#### [Problem statement]
Every line from the one with "Output a JSON" to the end of the data needs to be copied exactly, and no line before it.

#### [Provided entries]
##########

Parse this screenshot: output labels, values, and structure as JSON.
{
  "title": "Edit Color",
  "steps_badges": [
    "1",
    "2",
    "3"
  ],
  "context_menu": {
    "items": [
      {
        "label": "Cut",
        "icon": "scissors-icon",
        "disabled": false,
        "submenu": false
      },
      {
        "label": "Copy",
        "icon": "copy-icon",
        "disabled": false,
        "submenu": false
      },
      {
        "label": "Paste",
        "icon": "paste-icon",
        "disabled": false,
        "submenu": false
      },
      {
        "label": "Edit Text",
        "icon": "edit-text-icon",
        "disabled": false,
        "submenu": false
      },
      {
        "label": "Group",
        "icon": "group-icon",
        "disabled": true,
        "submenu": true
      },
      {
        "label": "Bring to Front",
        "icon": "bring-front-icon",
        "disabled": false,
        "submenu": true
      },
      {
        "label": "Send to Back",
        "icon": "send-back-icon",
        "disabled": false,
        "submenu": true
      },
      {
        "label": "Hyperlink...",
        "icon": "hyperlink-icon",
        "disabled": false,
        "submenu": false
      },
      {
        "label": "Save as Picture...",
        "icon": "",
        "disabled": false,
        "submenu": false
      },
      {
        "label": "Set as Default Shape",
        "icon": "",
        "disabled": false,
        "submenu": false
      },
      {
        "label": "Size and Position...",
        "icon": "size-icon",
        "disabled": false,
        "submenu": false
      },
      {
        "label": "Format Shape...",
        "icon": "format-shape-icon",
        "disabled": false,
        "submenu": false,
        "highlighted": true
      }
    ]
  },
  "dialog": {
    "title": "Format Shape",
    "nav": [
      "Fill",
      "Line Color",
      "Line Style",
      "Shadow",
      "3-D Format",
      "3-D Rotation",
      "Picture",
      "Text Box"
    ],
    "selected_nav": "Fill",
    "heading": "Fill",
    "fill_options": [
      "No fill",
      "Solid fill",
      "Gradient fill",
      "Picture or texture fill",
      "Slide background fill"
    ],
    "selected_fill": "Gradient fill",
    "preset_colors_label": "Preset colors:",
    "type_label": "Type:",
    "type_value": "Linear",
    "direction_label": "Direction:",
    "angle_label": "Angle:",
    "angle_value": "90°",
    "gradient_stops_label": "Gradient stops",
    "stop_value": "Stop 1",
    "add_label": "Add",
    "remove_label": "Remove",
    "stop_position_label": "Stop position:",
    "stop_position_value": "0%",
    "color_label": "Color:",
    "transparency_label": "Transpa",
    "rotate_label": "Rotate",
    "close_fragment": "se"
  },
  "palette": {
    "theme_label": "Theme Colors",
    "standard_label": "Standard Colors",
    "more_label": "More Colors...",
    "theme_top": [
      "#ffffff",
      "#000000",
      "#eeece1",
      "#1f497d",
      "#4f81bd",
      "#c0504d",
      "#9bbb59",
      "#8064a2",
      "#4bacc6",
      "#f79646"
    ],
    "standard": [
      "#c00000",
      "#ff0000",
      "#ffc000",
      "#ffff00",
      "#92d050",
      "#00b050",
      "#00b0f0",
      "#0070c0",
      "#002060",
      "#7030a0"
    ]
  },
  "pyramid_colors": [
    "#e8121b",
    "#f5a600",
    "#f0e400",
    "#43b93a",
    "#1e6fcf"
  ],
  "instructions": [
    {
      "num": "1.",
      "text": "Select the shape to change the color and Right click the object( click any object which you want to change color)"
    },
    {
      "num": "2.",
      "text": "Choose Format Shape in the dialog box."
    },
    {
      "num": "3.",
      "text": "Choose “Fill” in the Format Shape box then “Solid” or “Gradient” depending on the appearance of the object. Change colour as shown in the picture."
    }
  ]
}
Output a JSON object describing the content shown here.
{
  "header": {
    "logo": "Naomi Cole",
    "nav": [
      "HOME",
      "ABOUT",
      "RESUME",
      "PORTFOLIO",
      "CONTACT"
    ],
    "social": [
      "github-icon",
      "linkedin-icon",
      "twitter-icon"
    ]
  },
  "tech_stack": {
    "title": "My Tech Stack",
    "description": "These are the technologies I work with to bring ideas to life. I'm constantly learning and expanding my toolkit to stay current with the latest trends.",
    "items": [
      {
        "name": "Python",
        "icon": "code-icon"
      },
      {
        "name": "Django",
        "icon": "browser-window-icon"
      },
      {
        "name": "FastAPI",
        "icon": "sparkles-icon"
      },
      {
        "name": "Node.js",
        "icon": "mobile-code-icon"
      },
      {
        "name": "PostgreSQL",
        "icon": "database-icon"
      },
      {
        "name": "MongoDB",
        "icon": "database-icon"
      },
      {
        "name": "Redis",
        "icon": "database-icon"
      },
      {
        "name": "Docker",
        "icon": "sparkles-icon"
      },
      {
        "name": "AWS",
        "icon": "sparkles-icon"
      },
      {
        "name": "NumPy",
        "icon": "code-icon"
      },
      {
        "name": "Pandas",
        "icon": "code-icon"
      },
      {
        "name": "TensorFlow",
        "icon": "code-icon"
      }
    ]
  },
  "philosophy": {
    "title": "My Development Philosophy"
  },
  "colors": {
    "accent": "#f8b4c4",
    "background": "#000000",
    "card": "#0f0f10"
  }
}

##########

#### [Exercise output]
Output a JSON object describing the content shown here.
{
  "header": {
    "logo": "Naomi Cole",
    "nav": [
      "HOME",
      "ABOUT",
      "RESUME",
      "PORTFOLIO",
      "CONTACT"
    ],
    "social": [
      "github-icon",
      "linkedin-icon",
      "twitter-icon"
    ]
  },
  "tech_stack": {
    "title": "My Tech Stack",
    "description": "These are the technologies I work with to bring ideas to life. I'm constantly learning and expanding my toolkit to stay current with the latest trends.",
    "items": [
      {
        "name": "Python",
        "icon": "code-icon"
      },
      {
        "name": "Django",
        "icon": "browser-window-icon"
      },
      {
        "name": "FastAPI",
        "icon": "sparkles-icon"
      },
      {
        "name": "Node.js",
        "icon": "mobile-code-icon"
      },
      {
        "name": "PostgreSQL",
        "icon": "database-icon"
      },
      {
        "name": "MongoDB",
        "icon": "database-icon"
      },
      {
        "name": "Redis",
        "icon": "database-icon"
      },
      {
        "name": "Docker",
        "icon": "sparkles-icon"
      },
      {
        "name": "AWS",
        "icon": "sparkles-icon"
      },
      {
        "name": "NumPy",
        "icon": "code-icon"
      },
      {
        "name": "Pandas",
        "icon": "code-icon"
      },
      {
        "name": "TensorFlow",
        "icon": "code-icon"
      }
    ]
  },
  "philosophy": {
    "title": "My Development Philosophy"
  },
  "colors": {
    "accent": "#f8b4c4",
    "background": "#000000",
    "card": "#0f0f10"
  }
}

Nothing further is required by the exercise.